EXTRACTED RECORDS:
▽
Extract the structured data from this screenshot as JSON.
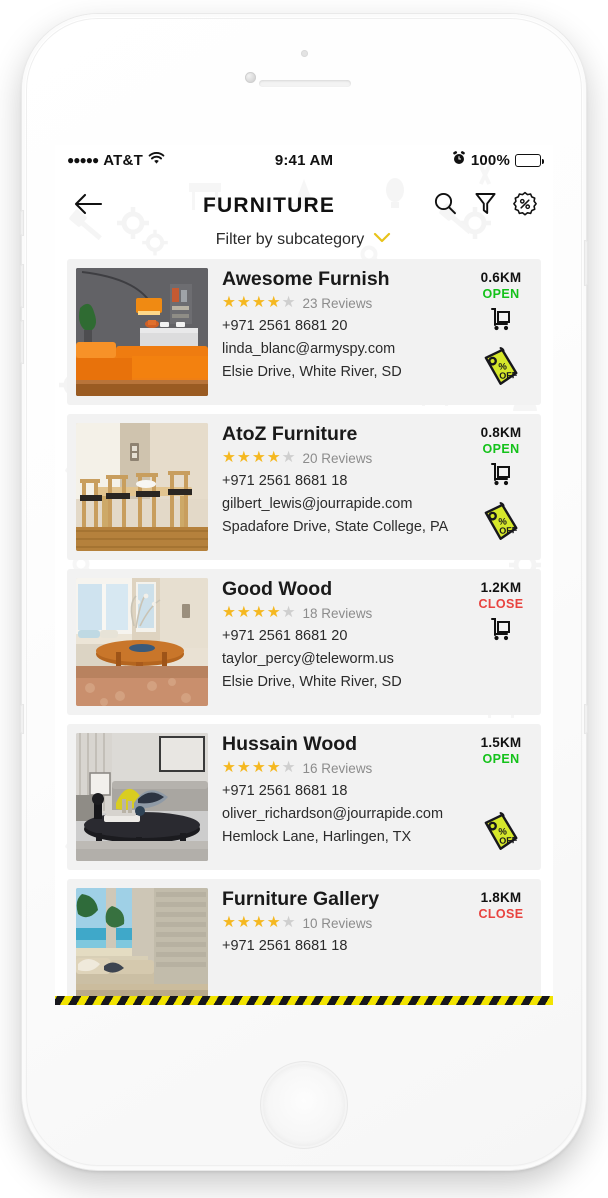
{
  "status_bar": {
    "signal_dots": "●●●●●",
    "carrier": "AT&T",
    "wifi_icon": "wifi-icon",
    "time": "9:41 AM",
    "alarm_icon": "alarm-clock-icon",
    "battery_percent": "100%",
    "battery_icon": "battery-full-icon"
  },
  "header": {
    "back_icon": "arrow-left-icon",
    "title": "FURNITURE",
    "actions": [
      {
        "name": "search-icon",
        "label": "Search"
      },
      {
        "name": "filter-funnel-icon",
        "label": "Filter"
      },
      {
        "name": "discount-badge-icon",
        "label": "Offers"
      }
    ],
    "subcategory_label": "Filter by subcategory",
    "subcategory_chevron": "chevron-down-icon",
    "chevron_color": "#e8c31a"
  },
  "colors": {
    "accent_yellow": "#e8c31a",
    "open_green": "#14c21a",
    "close_red": "#e8433f",
    "star_gold": "#f5b820",
    "star_empty": "#cfcfcf",
    "card_bg": "#f2f2f2",
    "offer_tag": "#d6e82b",
    "hazard_yellow": "#f2e400",
    "hazard_dark": "#17171c"
  },
  "listing": [
    {
      "name": "Awesome Furnish",
      "stars_filled": 4,
      "stars_total": 5,
      "reviews": "23 Reviews",
      "phone": "+971 2561 8681 20",
      "email": "linda_blanc@armyspy.com",
      "address": "Elsie Drive, White River, SD",
      "distance": "0.6KM",
      "status": "OPEN",
      "has_dolly_icon": true,
      "has_offer_tag": true,
      "offer_tag_text": "% OFF",
      "thumb": "orange-sectional-sofa-lamp"
    },
    {
      "name": "AtoZ Furniture",
      "stars_filled": 4,
      "stars_total": 5,
      "reviews": "20 Reviews",
      "phone": "+971 2561 8681 18",
      "email": "gilbert_lewis@jourrapide.com",
      "address": "Spadafore Drive, State College, PA",
      "distance": "0.8KM",
      "status": "OPEN",
      "has_dolly_icon": true,
      "has_offer_tag": true,
      "offer_tag_text": "% OFF",
      "thumb": "wooden-dining-table-chairs"
    },
    {
      "name": "Good Wood",
      "stars_filled": 4,
      "stars_total": 5,
      "reviews": "18 Reviews",
      "phone": "+971 2561 8681 20",
      "email": "taylor_percy@teleworm.us",
      "address": "Elsie Drive, White River, SD",
      "distance": "1.2KM",
      "status": "CLOSE",
      "has_dolly_icon": true,
      "has_offer_tag": false,
      "offer_tag_text": "",
      "thumb": "round-table-bay-window"
    },
    {
      "name": "Hussain Wood",
      "stars_filled": 4,
      "stars_total": 5,
      "reviews": "16 Reviews",
      "phone": "+971 2561 8681 18",
      "email": "oliver_richardson@jourrapide.com",
      "address": "Hemlock Lane, Harlingen, TX",
      "distance": "1.5KM",
      "status": "OPEN",
      "has_dolly_icon": false,
      "has_offer_tag": true,
      "offer_tag_text": "% OFF",
      "thumb": "grey-sofa-coffee-table"
    },
    {
      "name": "Furniture Gallery",
      "stars_filled": 4,
      "stars_total": 5,
      "reviews": "10 Reviews",
      "phone": "+971 2561 8681 18",
      "email": "",
      "address": "",
      "distance": "1.8KM",
      "status": "CLOSE",
      "has_dolly_icon": false,
      "has_offer_tag": false,
      "offer_tag_text": "",
      "thumb": "patio-sofa-ocean-view"
    }
  ]
}
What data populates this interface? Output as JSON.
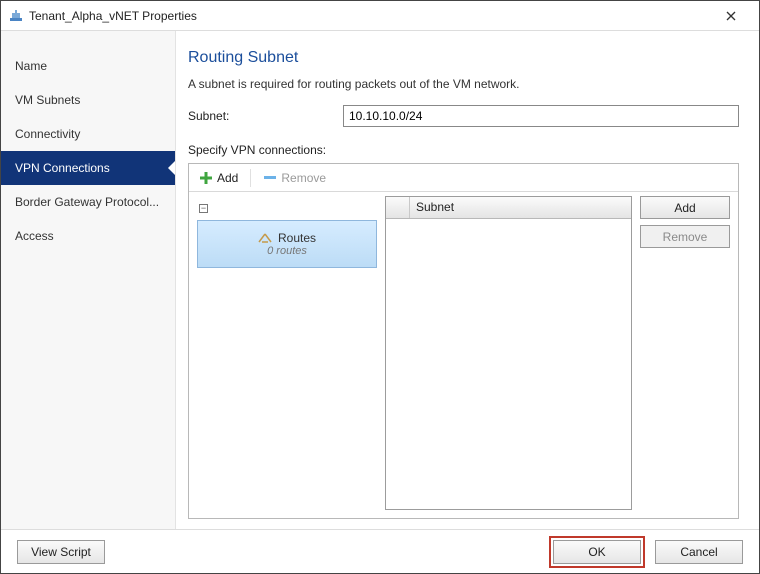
{
  "window": {
    "title": "Tenant_Alpha_vNET Properties"
  },
  "sidebar": {
    "items": [
      {
        "label": "Name"
      },
      {
        "label": "VM Subnets"
      },
      {
        "label": "Connectivity"
      },
      {
        "label": "VPN Connections"
      },
      {
        "label": "Border Gateway Protocol..."
      },
      {
        "label": "Access"
      }
    ]
  },
  "main": {
    "heading": "Routing Subnet",
    "description": "A subnet is required for routing packets out of the VM network.",
    "subnet_label": "Subnet:",
    "subnet_value": "10.10.10.0/24",
    "specify_label": "Specify VPN connections:",
    "toolbar": {
      "add": "Add",
      "remove": "Remove"
    },
    "tree": {
      "routes_label": "Routes",
      "routes_count": "0 routes"
    },
    "grid": {
      "column": "Subnet"
    },
    "buttons": {
      "add": "Add",
      "remove": "Remove"
    }
  },
  "footer": {
    "view_script": "View Script",
    "ok": "OK",
    "cancel": "Cancel"
  }
}
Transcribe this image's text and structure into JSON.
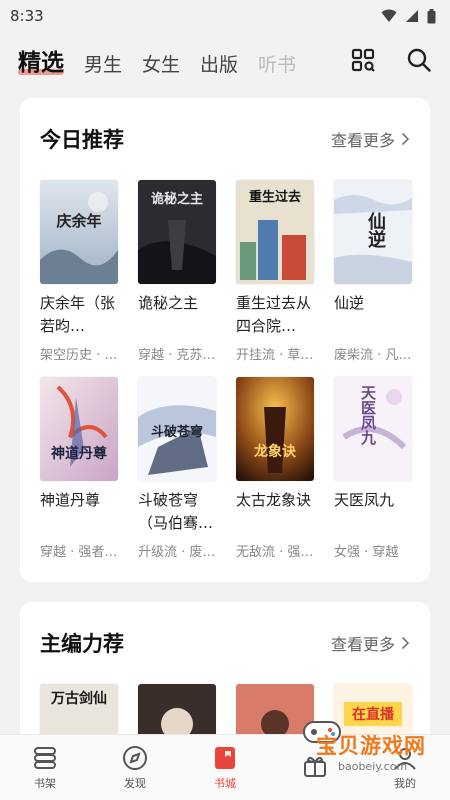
{
  "status_bar": {
    "time": "8:33"
  },
  "nav": {
    "tabs": [
      {
        "label": "精选",
        "active": true
      },
      {
        "label": "男生"
      },
      {
        "label": "女生"
      },
      {
        "label": "出版"
      },
      {
        "label": "听书"
      }
    ],
    "icons": [
      "grid-icon",
      "search-icon"
    ]
  },
  "today": {
    "title": "今日推荐",
    "more": "查看更多",
    "books": [
      {
        "title": "庆余年（张若昀…",
        "tags": "架空历史 · …",
        "cover_text": "庆余年"
      },
      {
        "title": "诡秘之主",
        "tags": "穿越 · 克苏…",
        "cover_text": "诡秘之主"
      },
      {
        "title": "重生过去从四合院…",
        "tags": "开挂流 · 草…",
        "cover_text": "重生过去"
      },
      {
        "title": "仙逆",
        "tags": "废柴流 · 凡…",
        "cover_text": "仙逆"
      },
      {
        "title": "神道丹尊",
        "tags": "穿越 · 强者…",
        "cover_text": "神道丹尊"
      },
      {
        "title": "斗破苍穹（马伯骞…",
        "tags": "升级流 · 废…",
        "cover_text": "斗破苍穹"
      },
      {
        "title": "太古龙象诀",
        "tags": "无敌流 · 强…",
        "cover_text": "龙象诀"
      },
      {
        "title": "天医凤九",
        "tags": "女强 · 穿越",
        "cover_text": "天医凤九"
      }
    ]
  },
  "editor": {
    "title": "主编力荐",
    "more": "查看更多",
    "covers": [
      "万古剑仙",
      "",
      "",
      "在直播"
    ]
  },
  "bottom_tabs": [
    {
      "label": "书架",
      "icon": "bookshelf-icon"
    },
    {
      "label": "发现",
      "icon": "compass-icon"
    },
    {
      "label": "书城",
      "icon": "book-icon",
      "active": true
    },
    {
      "label": "",
      "icon": "welfare-icon"
    },
    {
      "label": "我的",
      "icon": "profile-icon"
    }
  ],
  "watermark": {
    "title": "宝贝游戏网",
    "url": "baobeiy.com"
  },
  "colors": {
    "accent": "#e8453c",
    "watermark": "#f07a1d"
  }
}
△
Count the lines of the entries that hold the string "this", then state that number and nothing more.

ANSWER AREA: 3